Data records for software interfaces
===============

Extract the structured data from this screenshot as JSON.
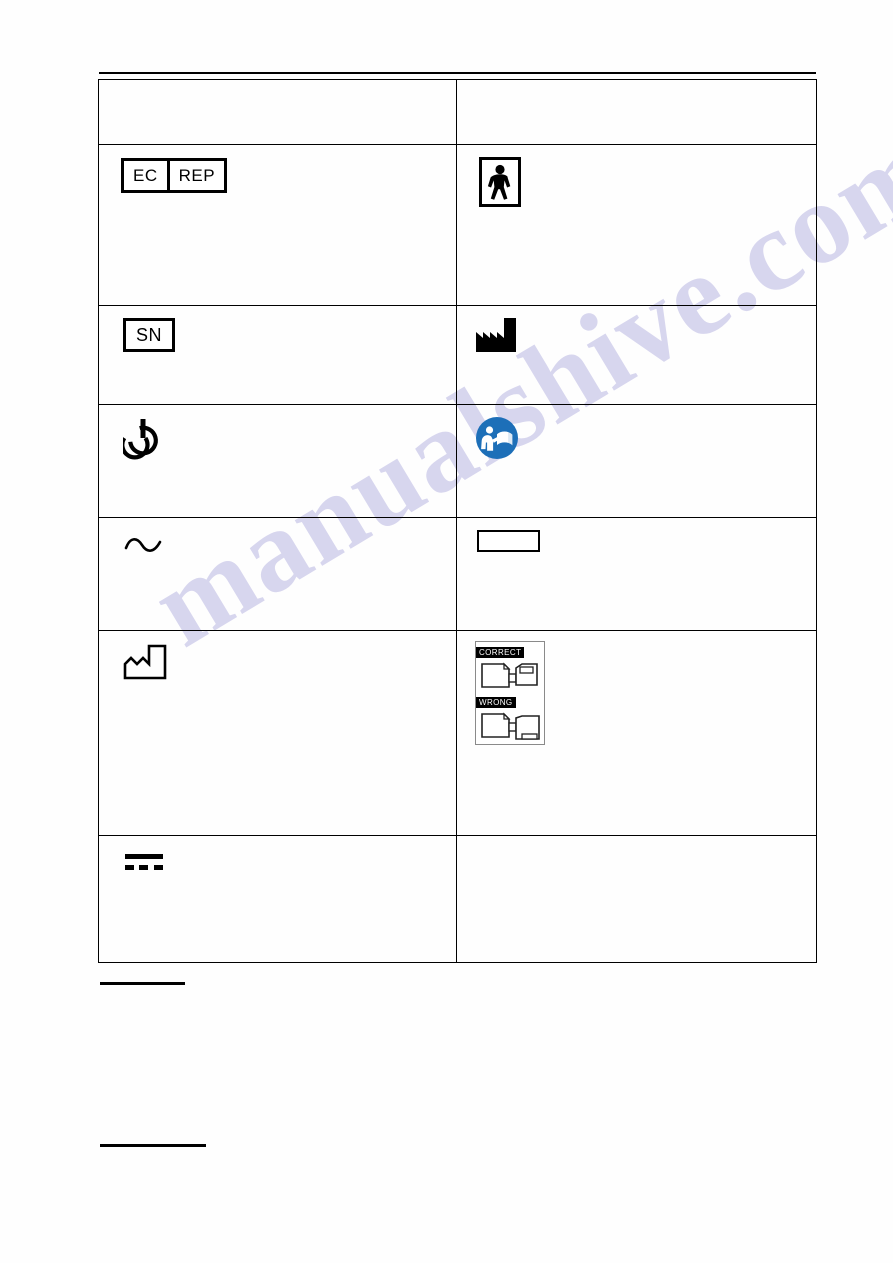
{
  "document": {
    "page_background": "#ffffff",
    "ink_color": "#000000",
    "watermark": {
      "text": "manualshive.com",
      "color": "#b9b6e2"
    }
  },
  "table": {
    "header": {
      "symbol_column": "",
      "description_column": ""
    },
    "rows": [
      {
        "left": {
          "icon": "ec-rep-authorized-representative-icon",
          "label_ec": "EC",
          "label_rep": "REP",
          "description": ""
        },
        "right": {
          "icon": "type-b-applied-part-icon",
          "description": ""
        }
      },
      {
        "left": {
          "icon": "serial-number-icon",
          "label_sn": "SN",
          "description": ""
        },
        "right": {
          "icon": "manufacturer-factory-icon",
          "description": ""
        }
      },
      {
        "left": {
          "icon": "standby-power-icon",
          "description": ""
        },
        "right": {
          "icon": "consult-instructions-for-use-icon",
          "description": ""
        }
      },
      {
        "left": {
          "icon": "alternating-current-icon",
          "description": ""
        },
        "right": {
          "icon": "blank-label-box-icon",
          "description": ""
        }
      },
      {
        "left": {
          "icon": "date-of-manufacture-icon",
          "description": ""
        },
        "right": {
          "icon": "correct-wrong-stacking-diagram-icon",
          "label_correct": "CORRECT",
          "label_wrong": "WRONG",
          "description": ""
        }
      },
      {
        "left": {
          "icon": "direct-current-icon",
          "description": ""
        },
        "right": {
          "icon": "",
          "description": ""
        }
      }
    ]
  },
  "body": {
    "heading_one": "",
    "paragraph_one": "",
    "heading_two": "",
    "paragraph_two": ""
  }
}
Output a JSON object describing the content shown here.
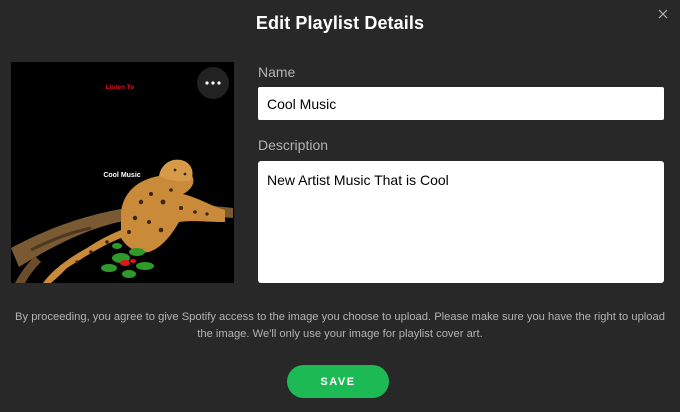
{
  "dialog": {
    "title": "Edit Playlist Details",
    "close_icon": "close-icon"
  },
  "cover": {
    "top_text": "Listen To",
    "center_text": "Cool Music",
    "more_icon": "more-horizontal-icon",
    "accent_text_color": "#e0141e"
  },
  "form": {
    "name_label": "Name",
    "name_value": "Cool Music",
    "description_label": "Description",
    "description_value": "New Artist Music That is Cool"
  },
  "disclaimer": "By proceeding, you agree to give Spotify access to the image you choose to upload. Please make sure you have the right to upload the image. We'll only use your image for playlist cover art.",
  "save_label": "SAVE",
  "colors": {
    "background": "#282828",
    "accent": "#1db954",
    "muted_text": "#b3b3b3"
  }
}
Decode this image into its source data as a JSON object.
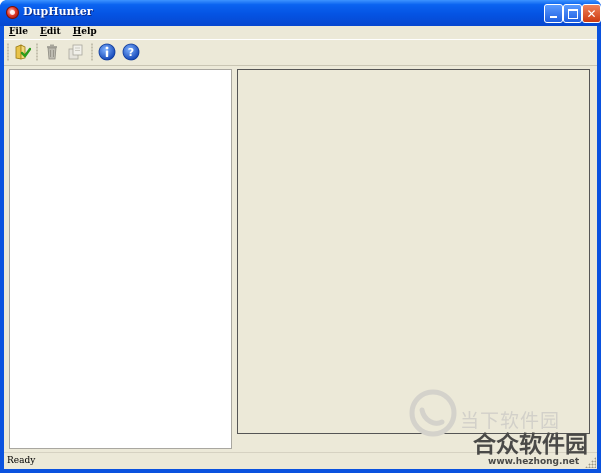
{
  "window": {
    "title": "DupHunter"
  },
  "menu": [
    {
      "label": "File"
    },
    {
      "label": "Edit"
    },
    {
      "label": "Help"
    }
  ],
  "toolbar": {
    "buttons": [
      {
        "icon": "open-folder-icon",
        "enabled": true
      },
      {
        "icon": "trash-icon",
        "enabled": false
      },
      {
        "icon": "copy-icon",
        "enabled": false
      },
      {
        "icon": "info-icon",
        "enabled": true
      },
      {
        "icon": "help-icon",
        "enabled": true
      }
    ]
  },
  "status": {
    "text": "Ready"
  },
  "watermark": {
    "line1": "当下软件园",
    "line2": "合众软件园",
    "line3": "www.hezhong.net"
  },
  "colors": {
    "titlebar": "#0553e3",
    "window_bg": "#ece9d8",
    "close_button": "#cc3a11",
    "info_blue": "#1f5fd0"
  }
}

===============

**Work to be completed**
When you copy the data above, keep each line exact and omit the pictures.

**Response to this exercise**
Extract the structured data from this screenshot as JSON.
{
  "document": {
    "page_background": "#ffffff",
    "ink_color": "#000000",
    "watermark": {
      "text": "manualshive.com",
      "color": "#b9b6e2"
    }
  },
  "table": {
    "header": {
      "symbol_column": "",
      "description_column": ""
    },
    "rows": [
      {
        "left": {
          "icon": "ec-rep-authorized-representative-icon",
          "label_ec": "EC",
          "label_rep": "REP",
          "description": ""
        },
        "right": {
          "icon": "type-b-applied-part-icon",
          "description": ""
        }
      },
      {
        "left": {
          "icon": "serial-number-icon",
          "label_sn": "SN",
          "description": ""
        },
        "right": {
          "icon": "manufacturer-factory-icon",
          "description": ""
        }
      },
      {
        "left": {
          "icon": "standby-power-icon",
          "description": ""
        },
        "right": {
          "icon": "consult-instructions-for-use-icon",
          "description": ""
        }
      },
      {
        "left": {
          "icon": "alternating-current-icon",
          "description": ""
        },
        "right": {
          "icon": "blank-label-box-icon",
          "description": ""
        }
      },
      {
        "left": {
          "icon": "date-of-manufacture-icon",
          "description": ""
        },
        "right": {
          "icon": "correct-wrong-stacking-diagram-icon",
          "label_correct": "CORRECT",
          "label_wrong": "WRONG",
          "description": ""
        }
      },
      {
        "left": {
          "icon": "direct-current-icon",
          "description": ""
        },
        "right": {
          "icon": "",
          "description": ""
        }
      }
    ]
  },
  "body": {
    "heading_one": "",
    "paragraph_one": "",
    "heading_two": "",
    "paragraph_two": ""
  }
}
Output a JSON object describing the content shown here.
{
  "dialog": {
    "title": "Edit Playlist Details",
    "close_icon": "close-icon"
  },
  "cover": {
    "top_text": "Listen To",
    "center_text": "Cool Music",
    "more_icon": "more-horizontal-icon",
    "accent_text_color": "#e0141e"
  },
  "form": {
    "name_label": "Name",
    "name_value": "Cool Music",
    "description_label": "Description",
    "description_value": "New Artist Music That is Cool"
  },
  "disclaimer": "By proceeding, you agree to give Spotify access to the image you choose to upload. Please make sure you have the right to upload the image. We'll only use your image for playlist cover art.",
  "save_label": "SAVE",
  "colors": {
    "background": "#282828",
    "accent": "#1db954",
    "muted_text": "#b3b3b3"
  }
}
Decode this image into its source data as a JSON object.
{
  "window": {
    "title": "DupHunter"
  },
  "menu": [
    {
      "label": "File"
    },
    {
      "label": "Edit"
    },
    {
      "label": "Help"
    }
  ],
  "toolbar": {
    "buttons": [
      {
        "icon": "open-folder-icon",
        "enabled": true
      },
      {
        "icon": "trash-icon",
        "enabled": false
      },
      {
        "icon": "copy-icon",
        "enabled": false
      },
      {
        "icon": "info-icon",
        "enabled": true
      },
      {
        "icon": "help-icon",
        "enabled": true
      }
    ]
  },
  "status": {
    "text": "Ready"
  },
  "watermark": {
    "line1": "当下软件园",
    "line2": "合众软件园",
    "line3": "www.hezhong.net"
  },
  "colors": {
    "titlebar": "#0553e3",
    "window_bg": "#ece9d8",
    "close_button": "#cc3a11",
    "info_blue": "#1f5fd0"
  }
}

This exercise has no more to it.